He says it is Google’s web designing philosophy to combine power with simplicity. We want to keep our look simple and clean, but… use new technologies like HTML5, WebGL and the latest, fastest browsers to make sure you have all the power of the web behind you.

Alongside this, and an experimental feature I have not had the privilege of being included in (though my name still stands on the list of users for the forthcoming inclusion,) is Google’s take at providing internet users a structured social experience via what they call Google+.

Read Google Plus, this is basically a combination of five tools: circles, sparks, hangout, instant upload and huddle.

While it does, arguably, appear like a re-make of most existing services with Google’s signature on them, it seems that their real intention is that, through Google+, real-life sharing has been, in their own words, re-thought for the Web.

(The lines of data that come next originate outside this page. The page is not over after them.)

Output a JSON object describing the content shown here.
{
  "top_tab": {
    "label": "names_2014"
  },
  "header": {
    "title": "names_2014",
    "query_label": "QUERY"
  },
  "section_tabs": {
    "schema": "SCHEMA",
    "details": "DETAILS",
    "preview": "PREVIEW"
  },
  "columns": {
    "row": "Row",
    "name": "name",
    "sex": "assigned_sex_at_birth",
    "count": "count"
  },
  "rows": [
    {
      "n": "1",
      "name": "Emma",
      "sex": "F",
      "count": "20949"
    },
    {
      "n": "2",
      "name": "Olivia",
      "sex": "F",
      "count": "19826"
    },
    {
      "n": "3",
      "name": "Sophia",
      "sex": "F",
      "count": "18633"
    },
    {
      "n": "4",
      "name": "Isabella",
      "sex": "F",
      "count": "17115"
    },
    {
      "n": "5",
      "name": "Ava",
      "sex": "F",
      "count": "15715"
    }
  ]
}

In Circles, Google’s version of a contact-storage system, you can group your contacts into suitable groups—what they probably call circles—and chose which group to conveniently share stuff with.

Sparks, like the Zite app, allows Google to monitor the kind of information you share with your contacts and streamline search results to suit your needs better.

In Hangouts, rather than trying to track down people on FaceTime, Skype and Fring, Hangouts lets you tell your friends or “Circles” where you are hanging out and invites them over to hang out with video chat. This will help people in your circles who are now far away to connect in a virtual pool and bring all camaraderie to a virtual conference—another instance straight out of Kaku’s book.

“The way people use and experience the Web is evolving, and our goal is to give you a more seamless and consistent online experience — one that works no matter which Google product you’re using or what device you’re using it on.”

Chris Wiggins

Instant Upload is Google’s take on the concept first introduced by Apple’s iOS5 and iCloud. The idea is nothing different: pictures, say, that you click, will instantly get uploaded to a virtual cloud from where you can chose to do whatever is wise with them, like share it with a circle, perhaps?

The last one, Huddle in my opinion, is the only new concept Google has managed to introduce in this bunch. Presently, there is a large wall separating iPhone, BlackBerry and Android users. In spite of Android users making up the largest chunk of the three, there is no way for users of any of these platforms to communicate or chat with the users of any other platform. Huddle closes this gap by introducing its Google+ App for iPhone through which iPhone and Android users can chat cross-OS without the need for an external agent like a chat room or, say, an online application like Google Talk or Yahoo! Chat.

So much for Google+, which, in my opinion, will go on to get the bigger of the two receptions, mostly because the other, updated-design-feature is all too subtle for the daily I-don’t-care-what-your-website-looks-like set of internet users who claim to be around only because content (still) is king.

Very well Mr Wiggins, the world is prepared for the new Google—and I am quite sure three-quarters of the world will not give a damn as to what colour your top bar is, and then again, there is the small lot of us to whom it does make a difference.

My own idea is (and hopefully Google will agree) that even if users do not actually notice the new, black top bar, let alone blog or debate about it, the overall, subtle changes—and the ease and economical use of Google’s services—is something they are sure to notice in the days (or should I say months?) to come. Welcome, new Google!

What do you think of this? A milestone turn in Web 2.0, or another disappointment?